Layout Repository: github.com/philcrump/UKHASnet-avr-sensor/V2

Potential Applications

Temp / Humidity Sensor

Sensor Device: DHT22

Power Source: 3x Asda Alkaline AA

Antenna: 8.2cm of wire connected to Antenna Pad

Code: github.com/UKHASnet/UKHASnet_Firmware/arduino_sensor

In this setup the node could be configured to transmit Temperature, Humidity and Battery Voltage every couple of minutes. Due to the powersaving used on the Microcontroller and Radio, as well as the switching of the DHT22 Supply, the expected battery life would be around 9 months.

Repeater

Power Source: 1x LiPO charged by Solar Panel

Antenna: SMA Dipole

Code: github.com/UKHASnet/UKHASnet_Firmware/arduino_repeater

In this setup the node is configured to listen, repeating other nodes that are heard and helping extend the network.

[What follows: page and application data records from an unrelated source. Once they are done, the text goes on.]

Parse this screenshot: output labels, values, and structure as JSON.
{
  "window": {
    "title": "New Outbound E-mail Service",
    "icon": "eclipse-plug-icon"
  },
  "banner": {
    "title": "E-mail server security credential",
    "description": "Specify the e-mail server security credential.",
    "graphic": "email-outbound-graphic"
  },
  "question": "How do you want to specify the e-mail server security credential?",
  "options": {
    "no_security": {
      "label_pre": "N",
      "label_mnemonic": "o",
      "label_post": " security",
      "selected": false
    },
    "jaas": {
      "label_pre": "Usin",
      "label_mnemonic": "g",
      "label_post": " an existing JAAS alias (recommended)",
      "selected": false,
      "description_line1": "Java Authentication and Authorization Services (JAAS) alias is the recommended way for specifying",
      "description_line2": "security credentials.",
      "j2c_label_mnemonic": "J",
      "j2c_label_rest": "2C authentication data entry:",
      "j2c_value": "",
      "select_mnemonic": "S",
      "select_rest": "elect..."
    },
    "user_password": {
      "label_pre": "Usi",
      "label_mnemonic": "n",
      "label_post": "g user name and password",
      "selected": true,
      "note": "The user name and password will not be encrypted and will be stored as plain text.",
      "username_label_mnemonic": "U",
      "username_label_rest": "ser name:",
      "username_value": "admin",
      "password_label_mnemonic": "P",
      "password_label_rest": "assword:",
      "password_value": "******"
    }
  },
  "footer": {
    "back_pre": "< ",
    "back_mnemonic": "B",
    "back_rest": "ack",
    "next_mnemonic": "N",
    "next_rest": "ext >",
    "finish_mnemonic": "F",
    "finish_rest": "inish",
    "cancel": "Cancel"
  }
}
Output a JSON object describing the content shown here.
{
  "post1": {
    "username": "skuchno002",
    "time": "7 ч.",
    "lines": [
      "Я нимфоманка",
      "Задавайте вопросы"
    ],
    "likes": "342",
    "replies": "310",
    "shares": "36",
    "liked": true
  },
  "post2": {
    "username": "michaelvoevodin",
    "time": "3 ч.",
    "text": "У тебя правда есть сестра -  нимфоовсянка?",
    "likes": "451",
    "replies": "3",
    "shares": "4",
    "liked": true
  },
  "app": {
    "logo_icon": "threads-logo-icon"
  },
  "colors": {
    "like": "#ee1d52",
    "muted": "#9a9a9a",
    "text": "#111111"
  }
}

In addition the UART output could be enabled to allow an IP-connected device to upload packets to ukhas.net

Sensor Options

DS18B20

Accurate Temperature Sensor

Datasheet: DS18B20

DHT22

Cheap Humidity and Temperature Sensor

Datasheet: DHT22

Power Source Options

3x Alkaline AA Batteries

This is the cheapest and will work well for sensors where the average current draw is tiny, and so no recharging will be required.

3x Ni-MH Rechargeable Batteries

This is the cheapest rechargeable solution. Research into easy methods of trickle charging Ni-MH is currently underway.

1x 3.7V LiPO

If you're confined on space, LiPOs can give you the best energy density. Cells with protection circuits should always be used. You can charge these crudely from 5V solar panels using the very cheap USB LiPO chargers on ebay, however this doesn't appear to work well in winter.

Antenna Options

The PCB has an SMA footprint with a plated through-hole, allowing a variety of options.

1/4 wave Wire Whip

This is the cheapest and easiest by far. Solder one end of the wire onto the center pad of the SMA footprint, then bend it vertically and cut so that you have a length of 8.2cm from the PCB surface.

The more exact the length, the better. Ideally you'd want to check it with an antenna analyser, however very few people own one suitable for 869 MHz.

This antenna does rely on a ground-plane. The PCB appears to perform this function adequately. You can extend the PCB using wires from the four corner Ground Pads.

SMA 1/4 wave

By soldering on an SMA socket, you can then purchase a factory-tuned version of the 1/4 wave wire whip. This is guaranteed to be the correct length and comes cased in plastic for durability.

This antenna does rely on a ground plane and if not mounted directly to the PCB, one should be provided.

eg. RF Solutions 869 MHz 1/4 wave Antenna

SMA Dipole

This also requires an SMA socket. The dipole is a lot more efficient than the 1/4 wave and does not rely on a ground-plane.

It is also a lot longer and may need additional mechanical support!

eg. RF Solutions 869 MHz Dipole Antenna

BOM

1x 28DIP ATMega328P

1x RFM69[H]W

1x TO-92 MCP1700 3.3V LDO

Passives

5x 100nF 50V Cap

1/4W Through-Hole Resistors

  • 1x 1M
  • 1x 4.7M
  • 1x 10K
  • 1x 4.7K (Required for DS18B20/DHT22)

Connectors

1x 6-pin ICSP Header

1x 28-pin DIP Socket (Optional)

phil_crump/boards/avr_sensor_v2.txt · Last modified: 2014/11/07 11:40 by craag